▶ [Your objective]: Line by line, copy out the entries exactly and leave the pictures behind.

▶ [Exercise inputs]:
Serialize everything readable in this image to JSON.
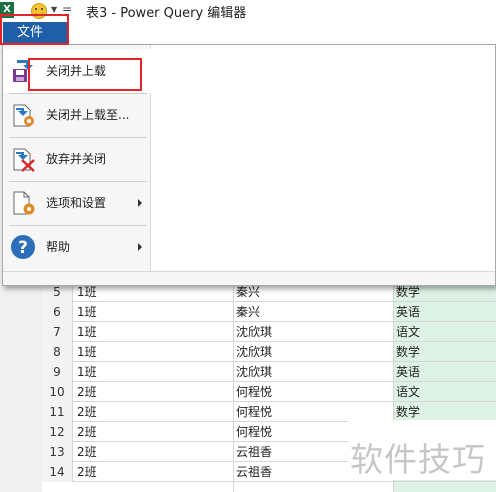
{
  "window": {
    "title": "表3 - Power Query 编辑器",
    "excel_icon": "X"
  },
  "file_menu": {
    "tab_label": "文件",
    "items": [
      {
        "label": "关闭并上载",
        "icon": "close-and-load-icon",
        "has_submenu": false
      },
      {
        "label": "关闭并上载至...",
        "icon": "close-and-load-to-icon",
        "has_submenu": false
      },
      {
        "label": "放弃并关闭",
        "icon": "discard-and-close-icon",
        "has_submenu": false
      },
      {
        "label": "选项和设置",
        "icon": "options-settings-icon",
        "has_submenu": true
      },
      {
        "label": "帮助",
        "icon": "help-icon",
        "has_submenu": true
      }
    ]
  },
  "grid": {
    "rows": [
      {
        "num": "5",
        "class": "1班",
        "name": "秦兴",
        "subject": "数学"
      },
      {
        "num": "6",
        "class": "1班",
        "name": "秦兴",
        "subject": "英语"
      },
      {
        "num": "7",
        "class": "1班",
        "name": "沈欣琪",
        "subject": "语文"
      },
      {
        "num": "8",
        "class": "1班",
        "name": "沈欣琪",
        "subject": "数学"
      },
      {
        "num": "9",
        "class": "1班",
        "name": "沈欣琪",
        "subject": "英语"
      },
      {
        "num": "10",
        "class": "2班",
        "name": "何程悦",
        "subject": "语文"
      },
      {
        "num": "11",
        "class": "2班",
        "name": "何程悦",
        "subject": "数学"
      },
      {
        "num": "12",
        "class": "2班",
        "name": "何程悦",
        "subject": ""
      },
      {
        "num": "13",
        "class": "2班",
        "name": "云祖香",
        "subject": ""
      },
      {
        "num": "14",
        "class": "2班",
        "name": "云祖香",
        "subject": ""
      }
    ]
  },
  "watermark": "软件技巧",
  "colors": {
    "file_tab": "#1f5fa9",
    "highlight_border": "#e0262a",
    "green_column": "#ddf1e4"
  }
}
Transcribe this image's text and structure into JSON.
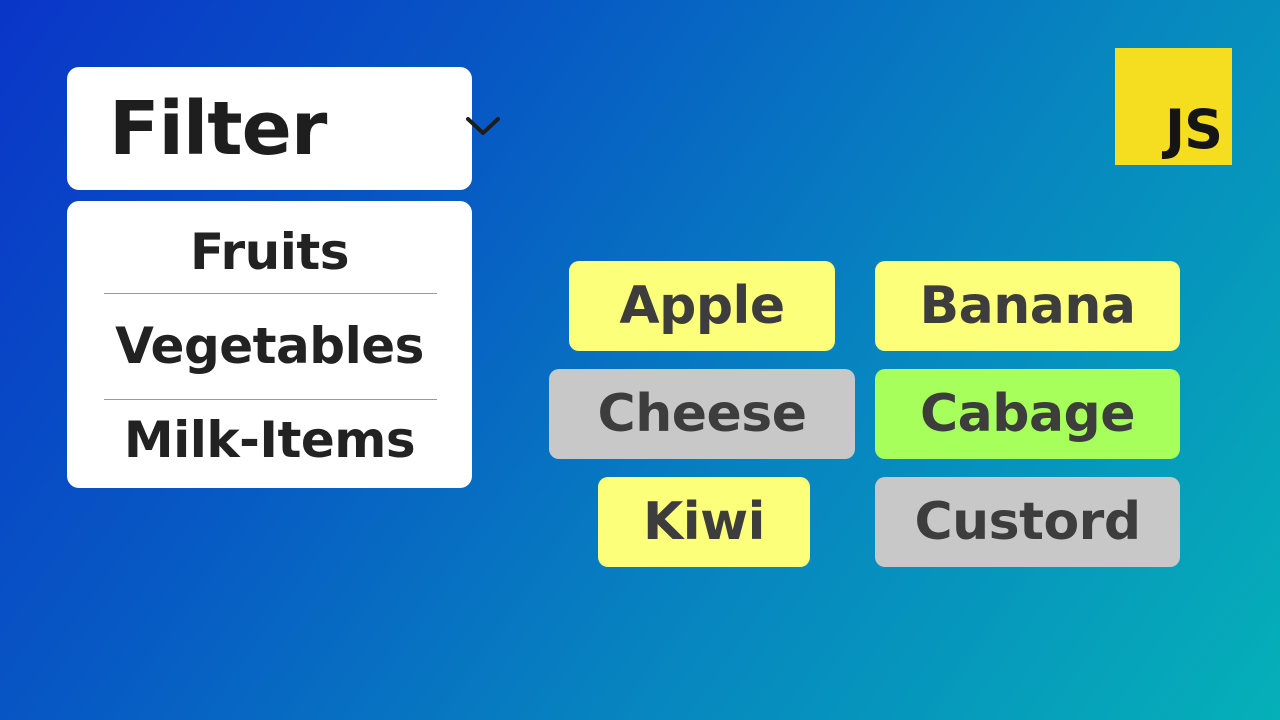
{
  "filter": {
    "label": "Filter",
    "options": [
      "Fruits",
      "Vegetables",
      "Milk-Items"
    ]
  },
  "logo": {
    "text": "JS",
    "color": "#f5dd1f"
  },
  "items": [
    {
      "label": "Apple",
      "category": "fruit",
      "color": "#fbff7a"
    },
    {
      "label": "Banana",
      "category": "fruit",
      "color": "#fbff7a"
    },
    {
      "label": "Cheese",
      "category": "milk",
      "color": "#c8c8c8"
    },
    {
      "label": "Cabage",
      "category": "vegetable",
      "color": "#a6ff5a"
    },
    {
      "label": "Kiwi",
      "category": "fruit",
      "color": "#fbff7a"
    },
    {
      "label": "Custord",
      "category": "milk",
      "color": "#c8c8c8"
    }
  ],
  "icons": {
    "dropdown": "chevron-down-icon"
  }
}
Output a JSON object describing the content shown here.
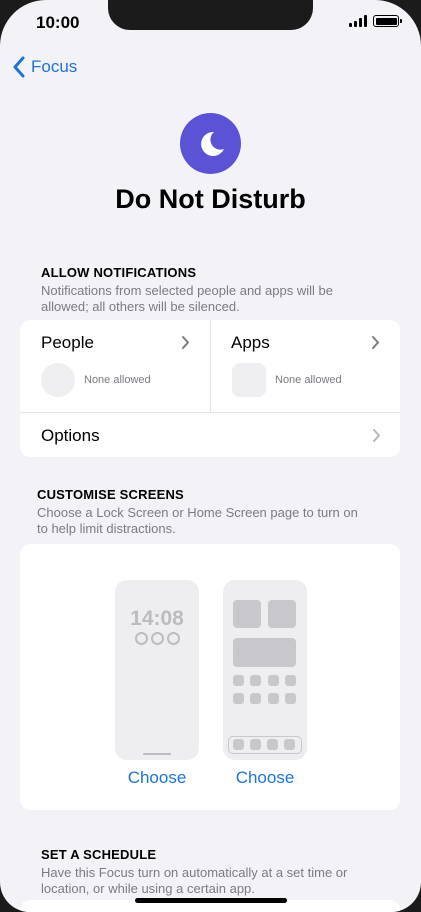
{
  "status": {
    "time": "10:00"
  },
  "nav": {
    "back_label": "Focus"
  },
  "header": {
    "title": "Do Not Disturb"
  },
  "allow_notifications": {
    "heading": "ALLOW NOTIFICATIONS",
    "description_line1": "Notifications from selected people and apps will be",
    "description_line2": "allowed; all others will be silenced.",
    "people": {
      "label": "People",
      "status": "None allowed"
    },
    "apps": {
      "label": "Apps",
      "status": "None allowed"
    },
    "options": {
      "label": "Options"
    }
  },
  "customise_screens": {
    "heading": "CUSTOMISE SCREENS",
    "description_line1": "Choose a Lock Screen or Home Screen page to turn on",
    "description_line2": "to help limit distractions.",
    "lock_screen": {
      "time": "14:08",
      "choose_label": "Choose"
    },
    "home_screen": {
      "choose_label": "Choose"
    }
  },
  "schedule": {
    "heading": "SET A SCHEDULE",
    "description_line1": "Have this Focus turn on automatically at a set time or",
    "description_line2": "location, or while using a certain app."
  },
  "colors": {
    "accent": "#1e74d6",
    "focus_icon": "#5b52d6"
  },
  "icons": [
    "chevron-left-icon",
    "moon-icon",
    "chevron-right-icon",
    "signal-icon",
    "battery-icon"
  ]
}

▶ [Answer for the task]:
Serialize everything readable in this image to JSON.
{
  "window": {
    "title": "表3 - Power Query 编辑器",
    "excel_icon": "X"
  },
  "file_menu": {
    "tab_label": "文件",
    "items": [
      {
        "label": "关闭并上载",
        "icon": "close-and-load-icon",
        "has_submenu": false
      },
      {
        "label": "关闭并上载至...",
        "icon": "close-and-load-to-icon",
        "has_submenu": false
      },
      {
        "label": "放弃并关闭",
        "icon": "discard-and-close-icon",
        "has_submenu": false
      },
      {
        "label": "选项和设置",
        "icon": "options-settings-icon",
        "has_submenu": true
      },
      {
        "label": "帮助",
        "icon": "help-icon",
        "has_submenu": true
      }
    ]
  },
  "grid": {
    "rows": [
      {
        "num": "5",
        "class": "1班",
        "name": "秦兴",
        "subject": "数学"
      },
      {
        "num": "6",
        "class": "1班",
        "name": "秦兴",
        "subject": "英语"
      },
      {
        "num": "7",
        "class": "1班",
        "name": "沈欣琪",
        "subject": "语文"
      },
      {
        "num": "8",
        "class": "1班",
        "name": "沈欣琪",
        "subject": "数学"
      },
      {
        "num": "9",
        "class": "1班",
        "name": "沈欣琪",
        "subject": "英语"
      },
      {
        "num": "10",
        "class": "2班",
        "name": "何程悦",
        "subject": "语文"
      },
      {
        "num": "11",
        "class": "2班",
        "name": "何程悦",
        "subject": "数学"
      },
      {
        "num": "12",
        "class": "2班",
        "name": "何程悦",
        "subject": ""
      },
      {
        "num": "13",
        "class": "2班",
        "name": "云祖香",
        "subject": ""
      },
      {
        "num": "14",
        "class": "2班",
        "name": "云祖香",
        "subject": ""
      }
    ]
  },
  "watermark": "软件技巧",
  "colors": {
    "file_tab": "#1f5fa9",
    "highlight_border": "#e0262a",
    "green_column": "#ddf1e4"
  }
}
Transcribe this image's text and structure into JSON.
{
  "filter": {
    "label": "Filter",
    "options": [
      "Fruits",
      "Vegetables",
      "Milk-Items"
    ]
  },
  "logo": {
    "text": "JS",
    "color": "#f5dd1f"
  },
  "items": [
    {
      "label": "Apple",
      "category": "fruit",
      "color": "#fbff7a"
    },
    {
      "label": "Banana",
      "category": "fruit",
      "color": "#fbff7a"
    },
    {
      "label": "Cheese",
      "category": "milk",
      "color": "#c8c8c8"
    },
    {
      "label": "Cabage",
      "category": "vegetable",
      "color": "#a6ff5a"
    },
    {
      "label": "Kiwi",
      "category": "fruit",
      "color": "#fbff7a"
    },
    {
      "label": "Custord",
      "category": "milk",
      "color": "#c8c8c8"
    }
  ],
  "icons": {
    "dropdown": "chevron-down-icon"
  }
}
Output a JSON object describing the content shown here.
{
  "status": {
    "time": "10:00"
  },
  "nav": {
    "back_label": "Focus"
  },
  "header": {
    "title": "Do Not Disturb"
  },
  "allow_notifications": {
    "heading": "ALLOW NOTIFICATIONS",
    "description_line1": "Notifications from selected people and apps will be",
    "description_line2": "allowed; all others will be silenced.",
    "people": {
      "label": "People",
      "status": "None allowed"
    },
    "apps": {
      "label": "Apps",
      "status": "None allowed"
    },
    "options": {
      "label": "Options"
    }
  },
  "customise_screens": {
    "heading": "CUSTOMISE SCREENS",
    "description_line1": "Choose a Lock Screen or Home Screen page to turn on",
    "description_line2": "to help limit distractions.",
    "lock_screen": {
      "time": "14:08",
      "choose_label": "Choose"
    },
    "home_screen": {
      "choose_label": "Choose"
    }
  },
  "schedule": {
    "heading": "SET A SCHEDULE",
    "description_line1": "Have this Focus turn on automatically at a set time or",
    "description_line2": "location, or while using a certain app."
  },
  "colors": {
    "accent": "#1e74d6",
    "focus_icon": "#5b52d6"
  },
  "icons": [
    "chevron-left-icon",
    "moon-icon",
    "chevron-right-icon",
    "signal-icon",
    "battery-icon"
  ]
}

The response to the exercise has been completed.